Skip header and navigation

1 records – page 1 of 1.

Chlorhexidine ototoxicity in ear surgery, part 1: review of the literature.

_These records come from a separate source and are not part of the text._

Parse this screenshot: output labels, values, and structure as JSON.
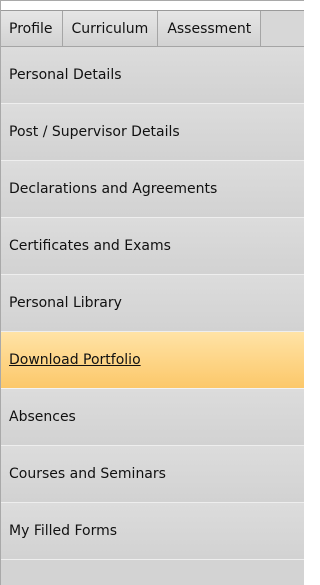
{
  "tabs": [
    {
      "label": "Profile"
    },
    {
      "label": "Curriculum"
    },
    {
      "label": "Assessment"
    }
  ],
  "menu": {
    "active_index": 5,
    "items": [
      {
        "label": "Personal Details"
      },
      {
        "label": "Post / Supervisor Details"
      },
      {
        "label": "Declarations and Agreements"
      },
      {
        "label": "Certificates and Exams"
      },
      {
        "label": "Personal Library"
      },
      {
        "label": "Download Portfolio"
      },
      {
        "label": "Absences"
      },
      {
        "label": "Courses and Seminars"
      },
      {
        "label": "My Filled Forms"
      }
    ]
  },
  "colors": {
    "panel": "#d3d3d3",
    "active_start": "#ffe3a6",
    "active_end": "#fcc86a"
  }
}
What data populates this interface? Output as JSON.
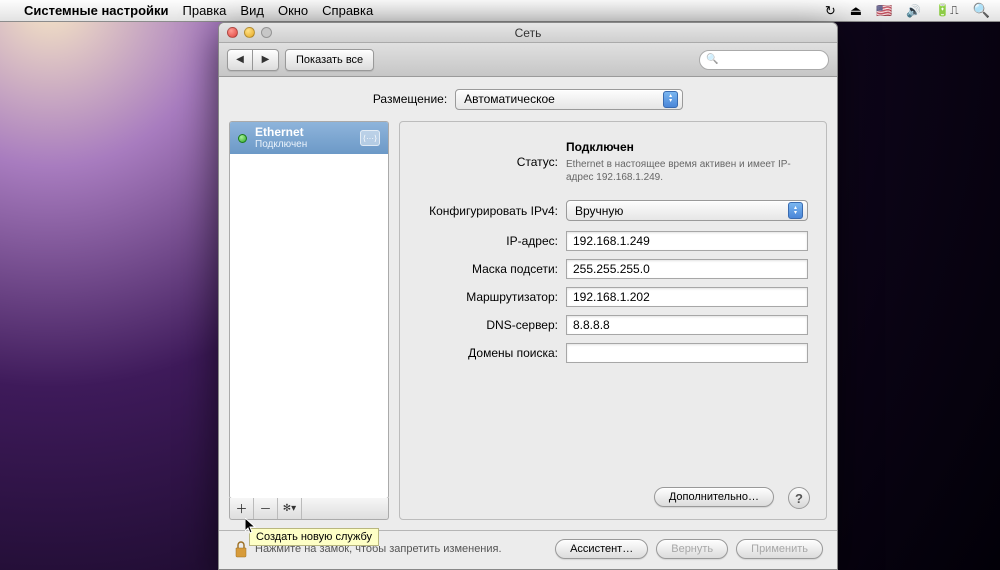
{
  "menubar": {
    "app": "Системные настройки",
    "items": [
      "Правка",
      "Вид",
      "Окно",
      "Справка"
    ],
    "flag": "🇺🇸"
  },
  "window": {
    "title": "Сеть",
    "toolbar": {
      "show_all": "Показать все",
      "search_placeholder": ""
    },
    "location": {
      "label": "Размещение:",
      "value": "Автоматическое"
    },
    "sidebar": {
      "services": [
        {
          "name": "Ethernet",
          "status": "Подключен",
          "connected": true
        }
      ],
      "add_tooltip": "Создать новую службу"
    },
    "panel": {
      "status_label": "Статус:",
      "status_value": "Подключен",
      "status_desc": "Ethernet в настоящее время активен и имеет IP-адрес 192.168.1.249.",
      "configure_label": "Конфигурировать IPv4:",
      "configure_value": "Вручную",
      "fields": {
        "ip": {
          "label": "IP-адрес:",
          "value": "192.168.1.249"
        },
        "mask": {
          "label": "Маска подсети:",
          "value": "255.255.255.0"
        },
        "router": {
          "label": "Маршрутизатор:",
          "value": "192.168.1.202"
        },
        "dns": {
          "label": "DNS-сервер:",
          "value": "8.8.8.8"
        },
        "search": {
          "label": "Домены поиска:",
          "value": ""
        }
      },
      "advanced": "Дополнительно…"
    },
    "footer": {
      "lock_text": "Нажмите на замок, чтобы запретить изменения.",
      "assist": "Ассистент…",
      "revert": "Вернуть",
      "apply": "Применить"
    }
  }
}
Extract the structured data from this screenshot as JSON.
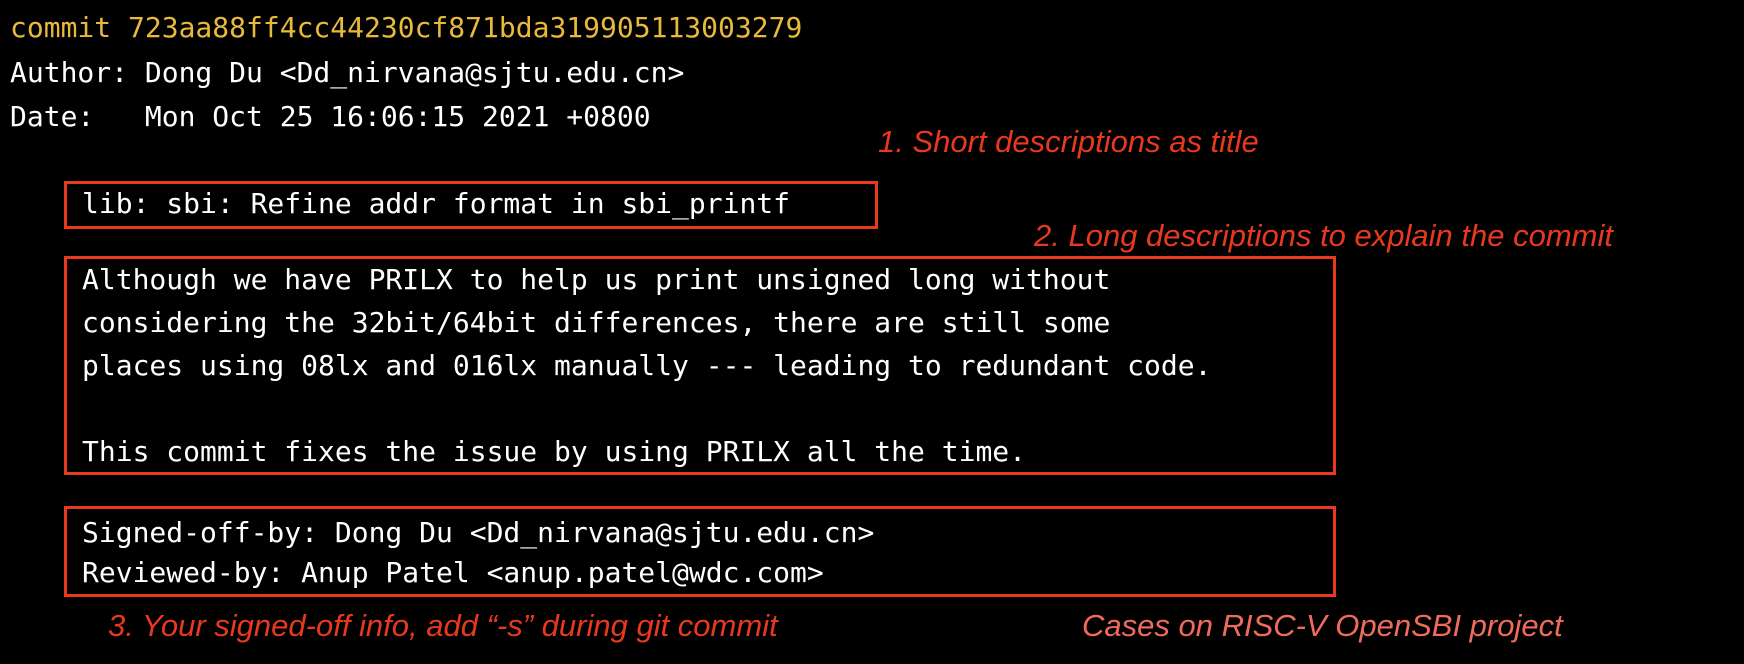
{
  "commit": {
    "hash_line": "commit 723aa88ff4cc44230cf871bda319905113003279",
    "author_line": "Author: Dong Du <Dd_nirvana@sjtu.edu.cn>",
    "date_line": "Date:   Mon Oct 25 16:06:15 2021 +0800",
    "title": "lib: sbi: Refine addr format in sbi_printf",
    "body": "Although we have PRILX to help us print unsigned long without\nconsidering the 32bit/64bit differences, there are still some\nplaces using 08lx and 016lx manually --- leading to redundant code.\n\nThis commit fixes the issue by using PRILX all the time.",
    "trailers": "Signed-off-by: Dong Du <Dd_nirvana@sjtu.edu.cn>\nReviewed-by: Anup Patel <anup.patel@wdc.com>"
  },
  "annotations": {
    "title_note": "1. Short descriptions as title",
    "body_note": "2. Long descriptions to explain the commit",
    "signoff_note": "3. Your signed-off info, add “-s” during git commit",
    "source_note": "Cases on RISC-V OpenSBI project"
  },
  "colors": {
    "background": "#000000",
    "commit_hash": "#e9b93c",
    "terminal_text": "#ffffff",
    "highlight_red": "#e8391f",
    "source_note": "#ef6b5b"
  }
}
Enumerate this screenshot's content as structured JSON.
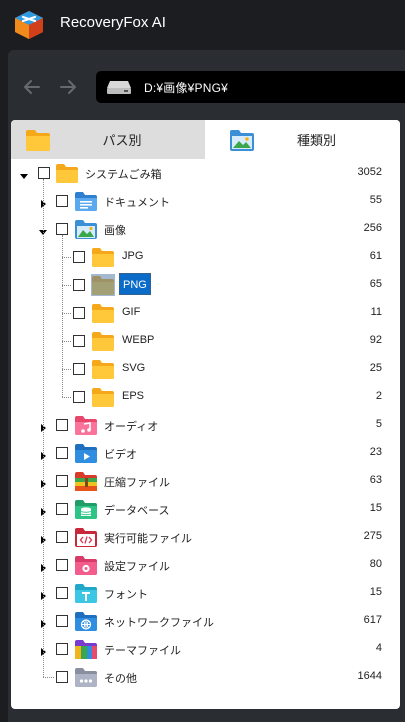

https://arctichealth.org/en/permalink/ahliterature126146
Source
J Otolaryngol Head Neck Surg. 2011 Dec;40(6):437-40
Publication Type
Article
Date
Dec-2011
Author
Philip Lai
Chris Coulson
David D Pothier
John Rutka
Author Affiliation
Department of Otolaryngology, Head and Neck Surgery, University of Toronto, Toronto, ON.
Source
J Otolaryngol Head Neck Surg. 2011 Dec;40(6):437-40
Date
Dec-2011
Language
English
Publication Type
Article
Keywords
Animals
Anti-Infective Agents, Local - toxicity
Canada
Chlorhexidine - administration & dosage - toxicity
Deafness - chemically induced
Dose-Response Relationship, Drug
Ear, Inner - drug effects
Ear, Middle - drug effects
Humans
Myringoplasty
Tympanoplasty
Abstract
Chlorhexidine is a common antiseptic used to prevent surgical infection. However, its exposure to the middle ear may lead to deafness. The mechanisms of the ototoxicity of chlorhexidine are reviewed. The importance of recognizing its toxicity cannot be overstated in preventing injury to patients undergoing ear surgery.
A systematic literature search was performed looking at data from human and animal studies. Search engines included MEDLINE, EMBASE, The Cochrane Library, CENTRAL, CINAHL, and Web of Science to November 1, 2010, for relevant studies published in all languages. Two independent reviewers (P.L. and D.D.P.) screened the references from published articles for additional relevant studies. Medical Subject Headings and key words including intervention (chlorhexidine, antiseptic), exposure (myringoplasty, intratympanic), and adverse effects (sensorineural hearing loss, ototoxicity, vestibular toxicity) were used.
Twelve studies were identified, two of which were non-English and were excluded. Only 2 articles on human subjects and 12 articles on animal models concerning chlorhexidine ototoxicity were identified.
Chlorhexidine in both human studies and animal models demonstrates ototoxicity if it reaches the inner ear. The toxicity of chlorhexidine appears to be related to its concentration and probable contact time with the round window membrane intraoperatively. It is conceivable that the incidence of chlorhexidine toxicity may be higher than stated if unrecognized or has resulted in subsequent medicolegal actions. From the evidence available, safer preparation solutions are available without clinical risks for ototoxicity should surgeons continue with this practice.
PubMed ID
22420428 View in PubMed
Less detail